--- ENTRIES PROVIDED ---

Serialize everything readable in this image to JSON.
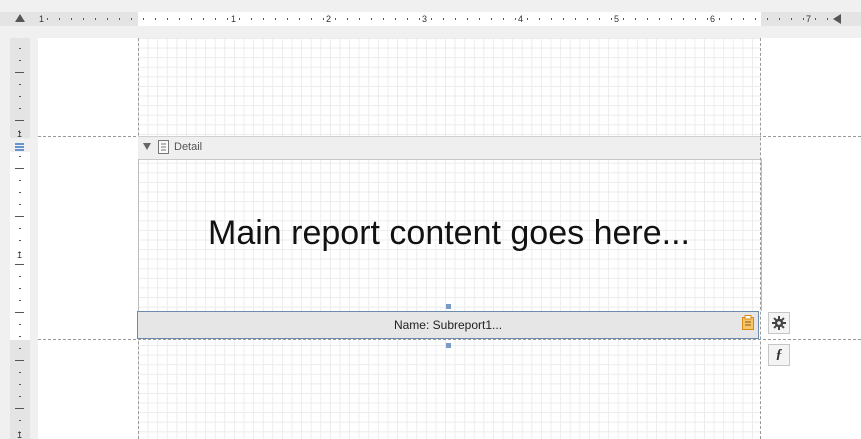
{
  "ruler": {
    "numbers": [
      "1",
      "1",
      "2",
      "3",
      "4",
      "5",
      "6",
      "7"
    ]
  },
  "vruler": {
    "numbers": [
      "1",
      "1",
      "1"
    ]
  },
  "band": {
    "title": "Detail"
  },
  "content": {
    "main_text": "Main report content goes here...",
    "subreport_label": "Name: Subreport1..."
  },
  "icons": {
    "collapse": "collapse-triangle-icon",
    "band": "band-icon",
    "subreport": "clipboard-icon",
    "settings": "gear-icon",
    "expression": "function-icon"
  },
  "colors": {
    "grid": "#ececec",
    "selection": "#6b8cae",
    "accent": "#f0a02b"
  }
}
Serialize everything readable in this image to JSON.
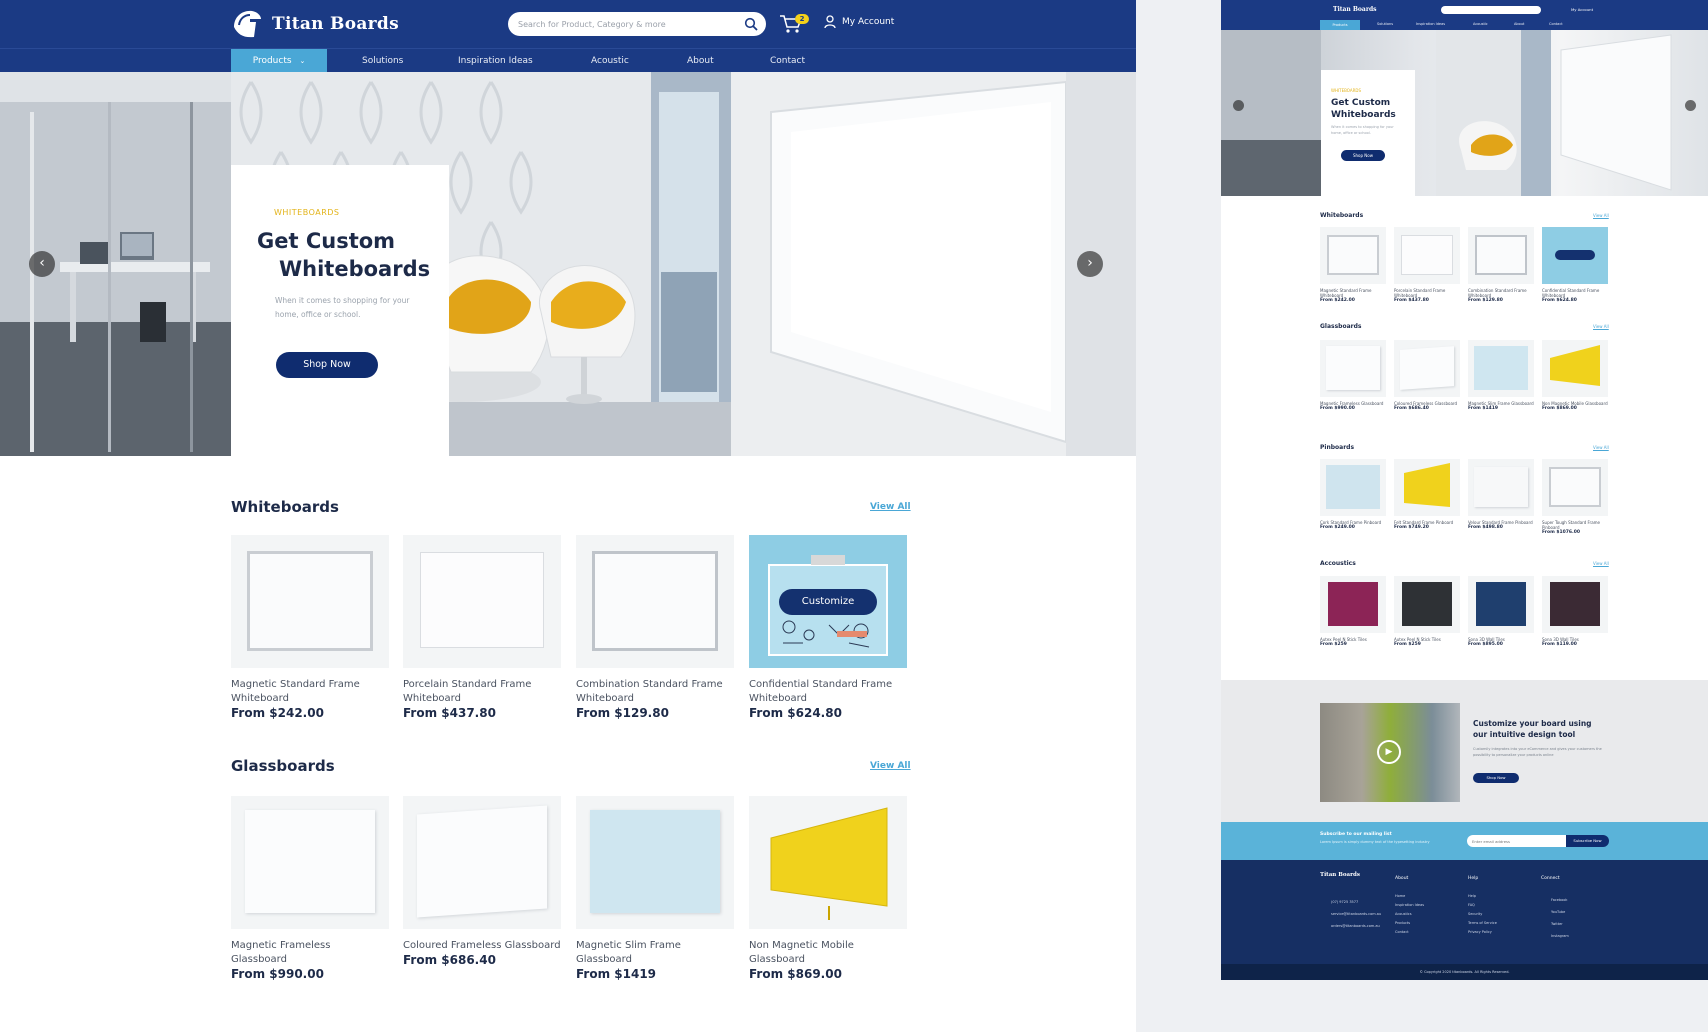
{
  "header": {
    "brand": "Titan Boards",
    "search_placeholder": "Search for Product, Category & more",
    "cart_count": "2",
    "account_label": "My Account"
  },
  "nav": {
    "items": [
      "Products",
      "Solutions",
      "Inspiration Ideas",
      "Acoustic",
      "About",
      "Contact"
    ]
  },
  "hero": {
    "kicker": "WHITEBOARDS",
    "title_line1": "Get Custom",
    "title_line2": "Whiteboards",
    "description": "When it comes to shopping for your home, office or school.",
    "button": "Shop Now"
  },
  "whiteboards": {
    "title": "Whiteboards",
    "view_all": "View All",
    "customize_label": "Customize",
    "products": [
      {
        "name": "Magnetic Standard Frame Whiteboard",
        "price": "From $242.00"
      },
      {
        "name": "Porcelain Standard Frame Whiteboard",
        "price": "From $437.80"
      },
      {
        "name": "Combination Standard Frame Whiteboard",
        "price": "From $129.80"
      },
      {
        "name": "Confidential Standard Frame Whiteboard",
        "price": "From $624.80"
      }
    ]
  },
  "glassboards": {
    "title": "Glassboards",
    "view_all": "View All",
    "products": [
      {
        "name": "Magnetic Frameless Glassboard",
        "price": "From $990.00"
      },
      {
        "name": "Coloured Frameless Glassboard",
        "price": "From $686.40"
      },
      {
        "name": "Magnetic Slim Frame Glassboard",
        "price": "From $1419"
      },
      {
        "name": "Non Magnetic Mobile Glassboard",
        "price": "From $869.00"
      }
    ]
  },
  "preview": {
    "header": {
      "brand": "Titan Boards",
      "account_label": "My Account"
    },
    "nav": [
      "Products",
      "Solutions",
      "Inspiration Ideas",
      "Acoustic",
      "About",
      "Contact"
    ],
    "hero": {
      "kicker": "WHITEBOARDS",
      "title_line1": "Get Custom",
      "title_line2": "Whiteboards",
      "description": "When it comes to shopping for your home, office or school.",
      "button": "Shop Now"
    },
    "sections": [
      {
        "title": "Whiteboards",
        "view_all": "View All",
        "products": [
          {
            "name": "Magnetic Standard Frame Whiteboard",
            "price": "From $242.00"
          },
          {
            "name": "Porcelain Standard Frame Whiteboard",
            "price": "From $437.80"
          },
          {
            "name": "Combination Standard Frame Whiteboard",
            "price": "From $129.80"
          },
          {
            "name": "Confidential Standard Frame Whiteboard",
            "price": "From $624.80"
          }
        ]
      },
      {
        "title": "Glassboards",
        "view_all": "View All",
        "products": [
          {
            "name": "Magnetic Frameless Glassboard",
            "price": "From $990.00"
          },
          {
            "name": "Coloured Frameless Glassboard",
            "price": "From $686.40"
          },
          {
            "name": "Magnetic Slim Frame Glassboard",
            "price": "From $1419"
          },
          {
            "name": "Non Magnetic Mobile Glassboard",
            "price": "From $869.00"
          }
        ]
      },
      {
        "title": "Pinboards",
        "view_all": "View All",
        "products": [
          {
            "name": "Cork Standard Frame Pinboard",
            "price": "From $249.00"
          },
          {
            "name": "Felt Standard Frame Pinboard",
            "price": "From $749.20"
          },
          {
            "name": "Velour Standard Frame Pinboard",
            "price": "From $498.80"
          },
          {
            "name": "Super Tough Standard Frame Pinboard",
            "price": "From $1076.00"
          }
        ]
      },
      {
        "title": "Accoustics",
        "view_all": "View All",
        "products": [
          {
            "name": "Autex Peel N Stick Tiles",
            "price": "From $259"
          },
          {
            "name": "Autex Peel N Stick Tiles",
            "price": "From $259"
          },
          {
            "name": "Sona 3D Wall Tiles",
            "price": "From $895.00"
          },
          {
            "name": "Sona 3D Wall Tiles",
            "price": "From $119.00"
          }
        ]
      }
    ],
    "promo": {
      "title": "Customize your board using our intuitive design tool",
      "description": "Customily integrates into your eCommerce and gives your customers the possibility to personalize your products online",
      "button": "Shop Now"
    },
    "mailing": {
      "title": "Subscribe to our mailing list",
      "subtitle": "Lorem Ipsum is simply dummy text of the typesetting industry",
      "placeholder": "Enter email address",
      "button": "Subscribe Now"
    },
    "footer": {
      "brand": "Titan Boards",
      "contacts": [
        "(07) 9725 3577",
        "service@titanboards.com.au",
        "orders@titanboards.com.au"
      ],
      "about_title": "About",
      "about_links": [
        "Home",
        "Inspiration Ideas",
        "Acoustics",
        "Products",
        "Contact"
      ],
      "help_title": "Help",
      "help_links": [
        "Help",
        "FAQ",
        "Security",
        "Terms of Service",
        "Privacy Policy"
      ],
      "connect_title": "Connect",
      "connect_links": [
        "Facebook",
        "YouTube",
        "Twitter",
        "Instagram"
      ],
      "copyright": "© Copyright 2020 titanboards. All Rights Reserved."
    }
  },
  "colors": {
    "brand_navy": "#1b3a84",
    "accent_blue": "#4aa7d6",
    "button_navy": "#0f2c6f",
    "kicker_gold": "#e3b41a",
    "glass_yellow": "#f0d21c"
  }
}
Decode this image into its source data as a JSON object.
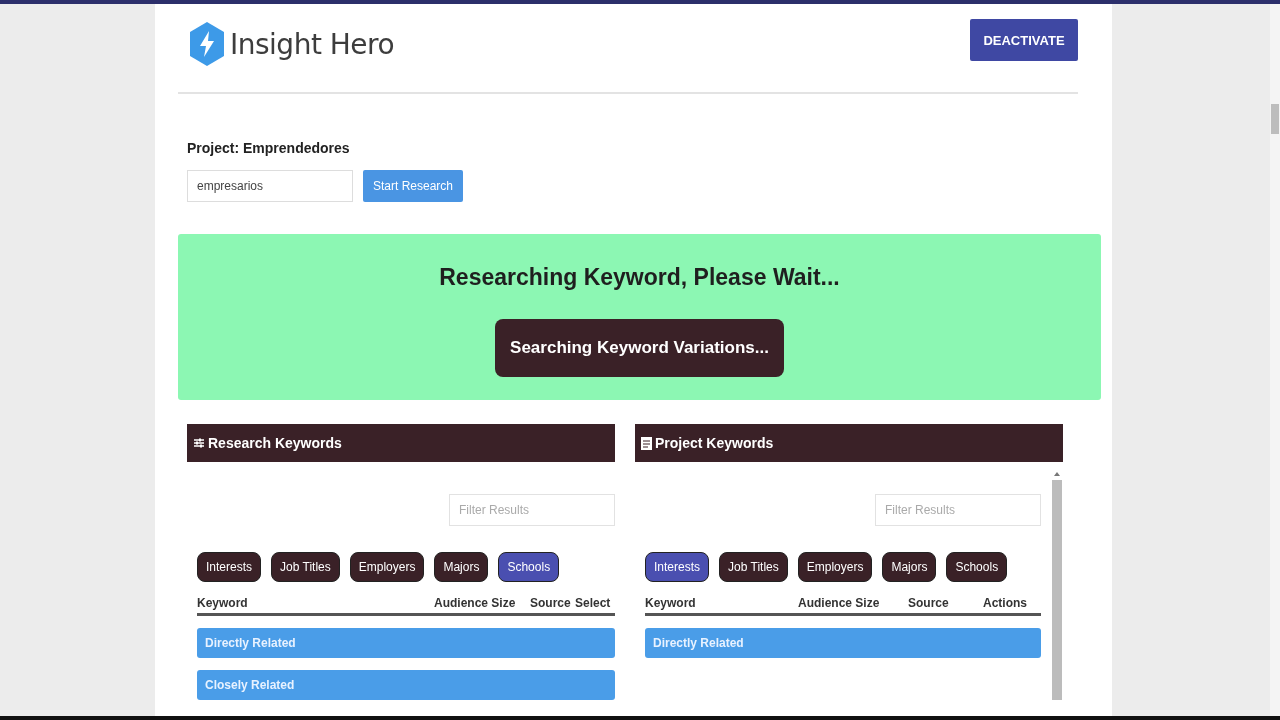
{
  "header": {
    "logo_text": "Insight Hero",
    "button": "DEACTIVATE"
  },
  "project": {
    "title": "Project: Emprendedores",
    "search_value": "empresarios",
    "button": "Start Research"
  },
  "status": {
    "message": "Researching Keyword, Please Wait...",
    "step": "Searching Keyword Variations..."
  },
  "panels": [
    {
      "kind": "research",
      "title": "Research Keywords",
      "filter_placeholder": "Filter Results",
      "tabs": [
        {
          "label": "Interests",
          "selected": false
        },
        {
          "label": "Job Titles",
          "selected": false
        },
        {
          "label": "Employers",
          "selected": false
        },
        {
          "label": "Majors",
          "selected": false
        },
        {
          "label": "Schools",
          "selected": true
        }
      ],
      "columns": [
        "Keyword",
        "Audience Size",
        "Source",
        "Select"
      ],
      "groups": [
        "Directly Related",
        "Closely Related"
      ]
    },
    {
      "kind": "project",
      "title": "Project Keywords",
      "filter_placeholder": "Filter Results",
      "tabs": [
        {
          "label": "Interests",
          "selected": true
        },
        {
          "label": "Job Titles",
          "selected": false
        },
        {
          "label": "Employers",
          "selected": false
        },
        {
          "label": "Majors",
          "selected": false
        },
        {
          "label": "Schools",
          "selected": false
        }
      ],
      "columns": [
        "Keyword",
        "Audience Size",
        "Source",
        "Actions"
      ],
      "groups": [
        "Directly Related"
      ]
    }
  ]
}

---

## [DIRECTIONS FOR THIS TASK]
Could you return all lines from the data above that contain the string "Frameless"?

## [ANSWER AREA]
        "name": "Magnetic Frameless Glassboard",
        "name": "Coloured Frameless Glassboard",
            "name": "Magnetic Frameless Glassboard",
            "name": "Coloured Frameless Glassboard",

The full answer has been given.